Cycling's governing body, the UCI, will increase the number of staff at races to monitor the application of new guidelines to protect riders from race vehicles


The UCI will “significantly increase” the number of personnel on the ground at races to monitor the compliance of new safety guidelines brought in as a result of the increasing number of accidents involving riders and race vehicles.

The guidelines, introduced before this weekend’s incident at the Belgium Tour, in which Lotto-Soudal rider Stig Broeckx was left in a coma, state that vehicles should not pass groups of riders without direct permission from the race commissaire, among other strict instructions.

“These new rules require absolute vigilance from all drivers and motorbike riders, who must at all times prioritise the safety of riders in the race, spectators and other vehicles,” said a UCI statement on Monday.

“The new rules also make it clear that everyone in charge of a vehicle must immediately comply with all directions from race commissaires.
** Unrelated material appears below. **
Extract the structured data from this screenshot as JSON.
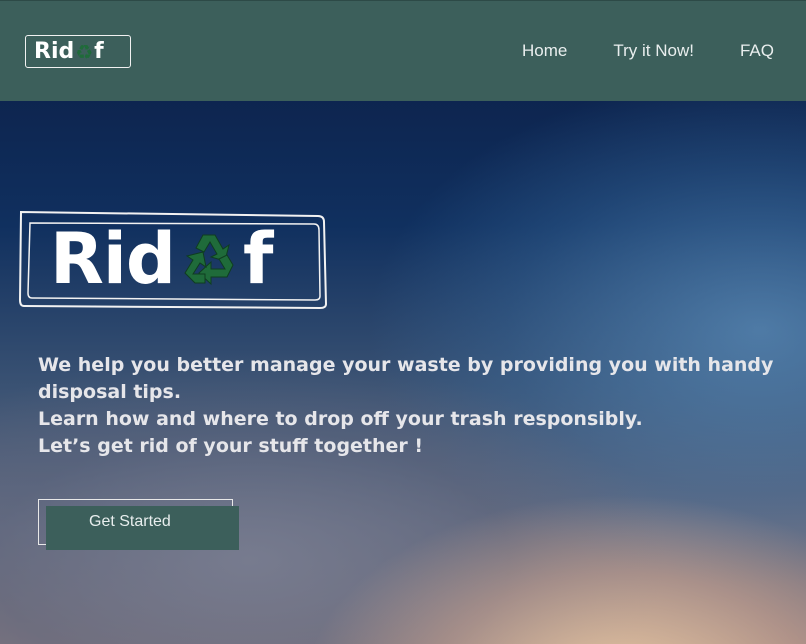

The need for safe driving, particularly when overtaking riders, has been given extra emphasis by commissaires during pre-race briefings.”

Increased human resources will be deployed at races to ensure that these new guidelines are being followed, according to the UCI, to try and reduce the shocking number of accidents we have seen in recent months.

>>> ‘The UCI must act ‏over Stig Broeckx motorbike crash, or it’s the law of the jungle’

UCI president Brian Cookson said: “Safety is an absolutely vital issue for the UCI and our stakeholders, and it is crucial we do all in our power to protect the riders from unnecessary risks.

“We have seen too many incidents involving motorcycles, and that is why we recently adopted clear new rules governing how vehicles must be driven in races. Right now, our thoughts are with Stig Broeckx, his family, friends and teammates from Lotto-Soudal.”

The governing body says it will be working with the Belgian Cycling Federation to investigate the circumstances of the incident involving Broeckx on Saturday, which led to the cancellation of the stage and a rider protest the following day.

It is believed that a motorbike crashed into another motorbike and then hit the group of cyclists. It is the second time that Broeckx has been involved in such an incident, having broken his collarbone in a collision with a moto at Kuurne-Brussels-Kuurne in February.

  • blemcooper

    Depends on exactly what the increase in personnel is for. If it is watch the race operations staff, the UCI people can be at stationary, key points on courses. They can also be in the video production room watching all the footage as it streams in.

    And there is a case to be made for increasing the number of race operations people out on the road. Rather than having fewer guys on motorbikes zooming from one road closure point to another (and passing a ton of racers) to implement the rolling road closure, they can station the additional staff at those places ahead of time.

  • llos25

    Some of the worst breaches although not fatal are caused by inebriated idiots running at the side of riders .

  • Ryan Bolin

    So that most likly mean more vehicles for more personel